HUDSON, Mass. -- You might say Jurnee Serating-Ware is a quintessential multi-tasker.
Before every Hudson High home softball game, the junior sings a solid rendition of the National Anthem. Then she takes her place inside the circle as the Hawks' ace pitcher.
Ware performed brilliantly in both aspects Monday. Facing Mid-Wach B Division rival Nashoba Regional in a all-important divisional contest, Ware twirled a gem, surrendering just a pair of singles while striking out five in leading No. 13 Hudson to a one-sided 11-0 victory. Not once throughout this affair did a Chieftain batter advance beyond first base. Among those five K’s was Ware's 500th for her career.
“It doesn’t seem real right now,” said Ware, a lefty with an ERA of just over 1.00. “It was only like 12 games ago that I had 400. I go into every game not worrying about the batter but just doing what I need to do. I know for the most part what a batter can and cannot hit so I just try to focus on that. I didn't even know I was that close to 500 because my coach [Steve Martin] never told me.”
Ware, who came into the game need four strikeouts for the milestone, also said she couldn’t remember when her first career strikeout as a Hawk was. But Martin did. He recalled that it came during Ware's freshman season in a game against Algonquin Regional. In that game, it was scoreless deadlock heading into the ninth inning before Hudson won it 1-0 ironically on a Ware solo home run.
With this victory the Hawks improve to 11-2 and are 6-0 in divisional play.
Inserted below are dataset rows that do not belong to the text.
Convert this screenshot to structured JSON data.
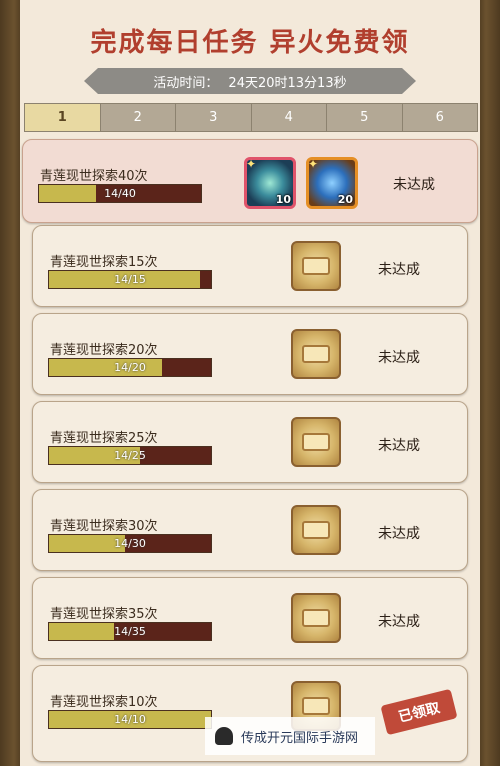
{
  "title": "完成每日任务 异火免费领",
  "timer": {
    "label": "活动时间：",
    "value": "24天20时13分13秒"
  },
  "tabs": [
    "1",
    "2",
    "3",
    "4",
    "5",
    "6"
  ],
  "active_tab": "1",
  "tasks": [
    {
      "name": "青莲现世探索40次",
      "progress_text": "14/40",
      "progress": 0.35,
      "status": "未达成",
      "rewards": [
        {
          "icon": "lotus-flame-icon",
          "count": "10"
        },
        {
          "icon": "blue-flame-icon",
          "count": "20"
        }
      ]
    },
    {
      "name": "青莲现世探索15次",
      "progress_text": "14/15",
      "progress": 0.93,
      "status": "未达成",
      "rewards": [
        {
          "icon": "scroll-icon"
        }
      ]
    },
    {
      "name": "青莲现世探索20次",
      "progress_text": "14/20",
      "progress": 0.7,
      "status": "未达成",
      "rewards": [
        {
          "icon": "scroll-icon"
        }
      ]
    },
    {
      "name": "青莲现世探索25次",
      "progress_text": "14/25",
      "progress": 0.56,
      "status": "未达成",
      "rewards": [
        {
          "icon": "scroll-icon"
        }
      ]
    },
    {
      "name": "青莲现世探索30次",
      "progress_text": "14/30",
      "progress": 0.47,
      "status": "未达成",
      "rewards": [
        {
          "icon": "scroll-icon"
        }
      ]
    },
    {
      "name": "青莲现世探索35次",
      "progress_text": "14/35",
      "progress": 0.4,
      "status": "未达成",
      "rewards": [
        {
          "icon": "scroll-icon"
        }
      ]
    },
    {
      "name": "青莲现世探索10次",
      "progress_text": "14/10",
      "progress": 1.0,
      "status": "已领取",
      "rewards": [
        {
          "icon": "scroll-icon"
        }
      ]
    }
  ],
  "watermark": "传成开元国际手游网",
  "colors": {
    "title": "#b13f2e",
    "progress_fill": "#c7b84d",
    "progress_track": "#5b241a",
    "claimed_stamp": "#c04a39"
  }
}
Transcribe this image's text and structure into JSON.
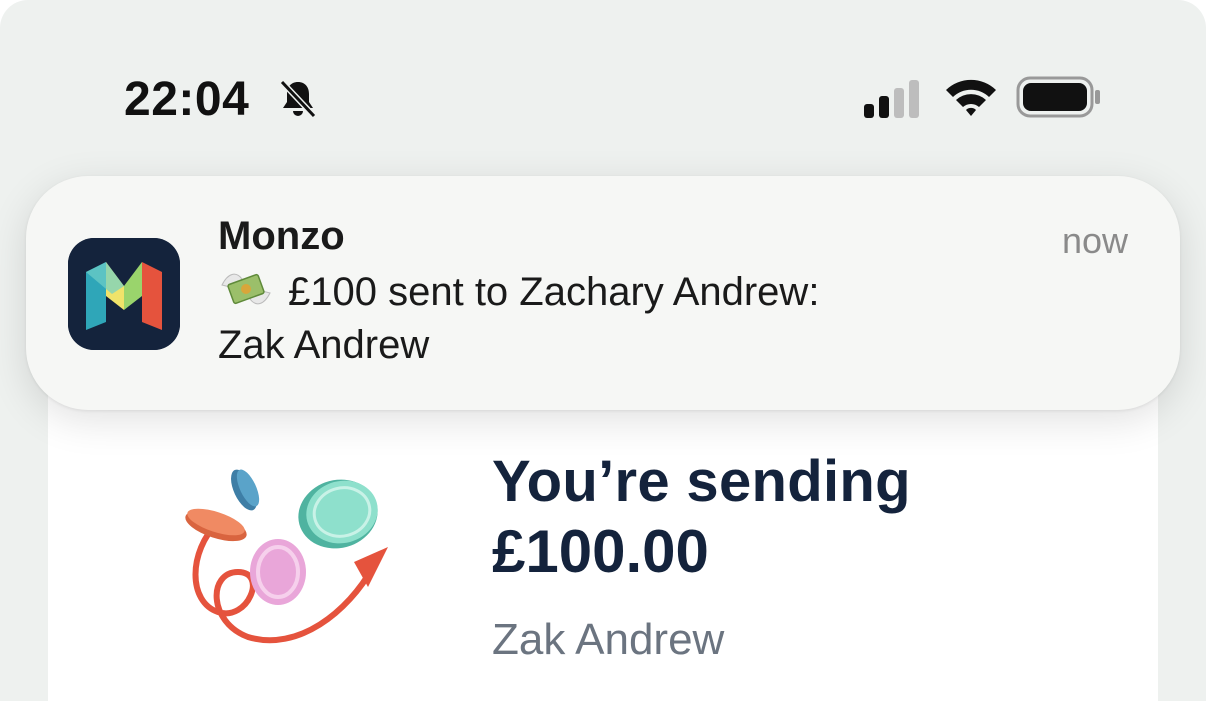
{
  "status_bar": {
    "time": "22:04",
    "bell_icon": "bell-slash-icon",
    "signal_icon": "cellular-signal-icon",
    "wifi_icon": "wifi-icon",
    "battery_icon": "battery-icon"
  },
  "notification": {
    "app_name": "Monzo",
    "time": "now",
    "emoji": "money-with-wings",
    "message_line1": "£100 sent to Zachary Andrew:",
    "message_line2": "Zak Andrew"
  },
  "transfer": {
    "title": "You’re sending",
    "amount": "£100.00",
    "recipient": "Zak Andrew"
  },
  "colors": {
    "brand_navy": "#14233c",
    "background": "#eef1ef",
    "arrow_red": "#e5533d"
  }
}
With the Chieftains (9-5, 4-2) nipping at its heels in the league standings all season, this pivotal win gives Hudson a two-game comfort margin with six regular season games remaining on the schedule.
“I told Jurnee that not many people get to 500 strikeouts in their high school career so be proud of it,” Martin said. “As long as she stays healthy I think she has a legitimate shot at Kaitlyn Andrews’ school record of 720 strikeouts.”
Hudson put this tilt in its rearview mirror early. The Hawks scored once in the first, five more times in the second and added a solo run in the third. Nashoba did little to help its cause as the Chieftains committed five errors. Ware, who also added a pair of doubles and an RBI on the afternoon, got things started in the opening frame by ripping a two-bagger. After advancing to third, she trotted home on Kara Knights’ deep flyout.
Nashoba sophomore righty Emily Sargent, obviously a bit flustered by the lack of defense behind her, was not as sharp as she has normally been. Entering this tilt with an ERA of 2.21, Sargent uncharacteristcally served up 12 hits and struck out four.
Hudson sent nine to the plate in the second frame after banging out four hits and taking advantage of three Nashoba miscues to extend its lead to 6-0. Key at bats in the inning came from Knights, a junior who delivered a two-run single and a Ware run-scoring double.
“For some reason plays we normally make against other schools we don’t make against Hudson,” said Chieftains coach Steve Kendall, who has now lost to the Hawks three times this season. “It’s something about that team where we just don’t perform well. I don’t know what it is. For whatever reason we just beat ourselves against that team. They are too good where you can’t make that many mistakes like we did today.”
In the Hawks’ third, they put two runners on with one out. Ware next grounded a ball to shortstop Eileen McGarry but the junior's throw pulled first baseman Joyce LaBonte off the bag resulting in another run.
Sargent managed to settle down over the next two innings as she kept the Hawks off the board. But that trend didn't last very long. Hudson opened its half of the sixth by putting the first two batters on before Kendal LaFrancois, a transfer from Nashoba, drove a hard ground ball single to plate a run. Chelsey Scovil then smashed a double to left scoring two more. A few moments later Scovil crossed the plate with the Hawks’ 11th run following a Maria Hydro single.
Meanwhile, Ware had the Chieftains right where she wanted them from the outset as they had trouble picking up the movement of her pitches.
“I know Jurnee is proud of her accomplishment but getting this win today in a huge league game with Nashoba coming in just one game behind us was the biggest importance of day,” Martin said. “We spent a good part of last week on our hitting because we haven’t been hitting the ball that well of late. Today we really hit well against a very good pitcher. To hit her like we did today, I think those hitting sessions we had seemed to work out.”